Don’t be scared of WiFi
From TV One Breakfast this morning “WiFi detrimental to health, study suggests“. (I didn’t see this live; the Science Media Centre contacted me for comment)
The guest, Mr Kasper from Safe Wireless Technology NZ, said
Overseas research has shown that a person who uses a mobile phone for a year increases their chances of getting brain cancer by 70%, according to the SWTNZ.
The ‘overseas research’ appears to be this, a case-control study of acoustic neuroma in Scandinavia. The first thing to note is that “acoustic neuroma” isn’t the same thing as “brain cancer”. Acoustic neuroma is a rare, benign brain tumour (‘benign’ means it doesn’t spread metastatically), which is usually treatable, though often with long-term effects. The researchers didn’t suggest that their results applied to other brain tumours; in fact, they assumed the opposite and used people with a different brain tumour, meningioma, as one set of controls for their comparisons.
The story also says
“There’s so much research and there’s so much scientific evidence now that does more than just suggest that there is a real problem, and people are getting these problems,” Mr Kasper said.
The National Cancer Institute has a good summary of the scientific evidence, and they are not at all convinced. It certainly isn’t the case that there’s a strong association with brain cancer overall.
The new research appears to be better conducted than a lot of the past claims of associations between radio waves and health. It’s working against a strong burden of proof both from animal studies and from the fact that radio waves can’t damage DNA. I don’t think it manages that level of proof, but I think reasonable people could disagree. However, even if we assume that the association specifically with acoustic neuroma is real and causal, it doesn’t really support any concern over WiFi. Cellphones are pressed up against the ear, and so provide higher dose of radio-frequency energy to that ear. WiFi transmitters are typically not pressed up against the ear, and each doubling of the distance reduces the energy by a factor of four. And, since they don’t have to reach as far, WiFi signals are less powerful to begin with.
The story ends with
“We do want the Government to put some money into some independent research.”
I’m generally in favour of the Government putting money into research, but on this particular topic there’s no real advantage to the research being done in New Zealand, and we have too small a population to contribute much. There are large international studies ongoing; we don’t need a small local one.
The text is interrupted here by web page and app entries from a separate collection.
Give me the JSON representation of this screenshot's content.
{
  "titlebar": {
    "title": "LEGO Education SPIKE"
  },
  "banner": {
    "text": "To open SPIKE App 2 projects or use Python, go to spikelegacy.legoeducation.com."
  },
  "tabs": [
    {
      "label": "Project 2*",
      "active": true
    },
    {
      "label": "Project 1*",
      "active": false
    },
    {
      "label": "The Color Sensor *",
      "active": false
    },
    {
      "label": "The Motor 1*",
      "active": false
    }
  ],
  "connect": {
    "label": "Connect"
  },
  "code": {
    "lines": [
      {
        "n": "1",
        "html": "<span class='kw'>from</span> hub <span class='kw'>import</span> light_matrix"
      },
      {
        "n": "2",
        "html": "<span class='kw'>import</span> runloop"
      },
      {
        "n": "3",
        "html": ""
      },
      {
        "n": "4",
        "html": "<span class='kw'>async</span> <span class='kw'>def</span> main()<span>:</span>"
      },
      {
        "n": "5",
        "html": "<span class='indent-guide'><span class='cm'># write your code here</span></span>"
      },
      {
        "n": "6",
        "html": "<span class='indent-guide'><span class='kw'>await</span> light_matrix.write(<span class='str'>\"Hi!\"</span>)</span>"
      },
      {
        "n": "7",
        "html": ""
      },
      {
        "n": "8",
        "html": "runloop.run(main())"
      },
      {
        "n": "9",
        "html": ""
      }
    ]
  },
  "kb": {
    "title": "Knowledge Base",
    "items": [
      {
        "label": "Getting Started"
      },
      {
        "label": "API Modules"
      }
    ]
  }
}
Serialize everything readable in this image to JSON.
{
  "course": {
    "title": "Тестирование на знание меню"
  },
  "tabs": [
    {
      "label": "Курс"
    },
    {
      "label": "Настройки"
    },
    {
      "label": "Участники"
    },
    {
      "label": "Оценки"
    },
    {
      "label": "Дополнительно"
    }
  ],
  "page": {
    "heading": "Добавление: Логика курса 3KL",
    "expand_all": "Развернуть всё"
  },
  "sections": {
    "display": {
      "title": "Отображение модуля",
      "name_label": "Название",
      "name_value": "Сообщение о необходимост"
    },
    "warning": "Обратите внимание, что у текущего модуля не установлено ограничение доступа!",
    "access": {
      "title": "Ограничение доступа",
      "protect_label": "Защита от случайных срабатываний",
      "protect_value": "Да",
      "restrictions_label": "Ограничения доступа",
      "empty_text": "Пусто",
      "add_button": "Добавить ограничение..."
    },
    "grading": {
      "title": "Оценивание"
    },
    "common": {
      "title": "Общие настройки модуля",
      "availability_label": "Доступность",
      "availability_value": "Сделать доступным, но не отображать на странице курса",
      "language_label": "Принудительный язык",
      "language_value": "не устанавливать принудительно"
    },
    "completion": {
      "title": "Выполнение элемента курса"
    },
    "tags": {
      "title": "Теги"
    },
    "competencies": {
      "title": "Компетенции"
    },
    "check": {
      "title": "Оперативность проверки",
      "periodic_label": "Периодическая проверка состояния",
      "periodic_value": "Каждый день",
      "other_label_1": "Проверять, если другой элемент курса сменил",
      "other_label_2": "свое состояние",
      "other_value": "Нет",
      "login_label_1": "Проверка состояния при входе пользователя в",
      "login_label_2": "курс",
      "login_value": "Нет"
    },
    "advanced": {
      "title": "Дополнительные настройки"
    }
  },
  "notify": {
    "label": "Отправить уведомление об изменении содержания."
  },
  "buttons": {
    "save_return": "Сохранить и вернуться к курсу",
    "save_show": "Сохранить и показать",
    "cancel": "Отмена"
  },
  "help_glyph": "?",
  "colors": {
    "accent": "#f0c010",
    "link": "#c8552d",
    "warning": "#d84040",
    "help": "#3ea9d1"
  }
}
If you are worried about cellphones and acoustic neuroma, use headphones with your cellphone. If you are worried about WiFi and brain cancer, then relax.
Thomas Lumley (@tslumley) is Professor of Biostatistics at the University of Auckland. His research interests include semiparametric models, survey sampling, statistical computing, foundations of statistics, and whatever methodological problems his medical collaborators come up with. He also blogs at Biased and Inefficient See all posts by Thomas Lumley »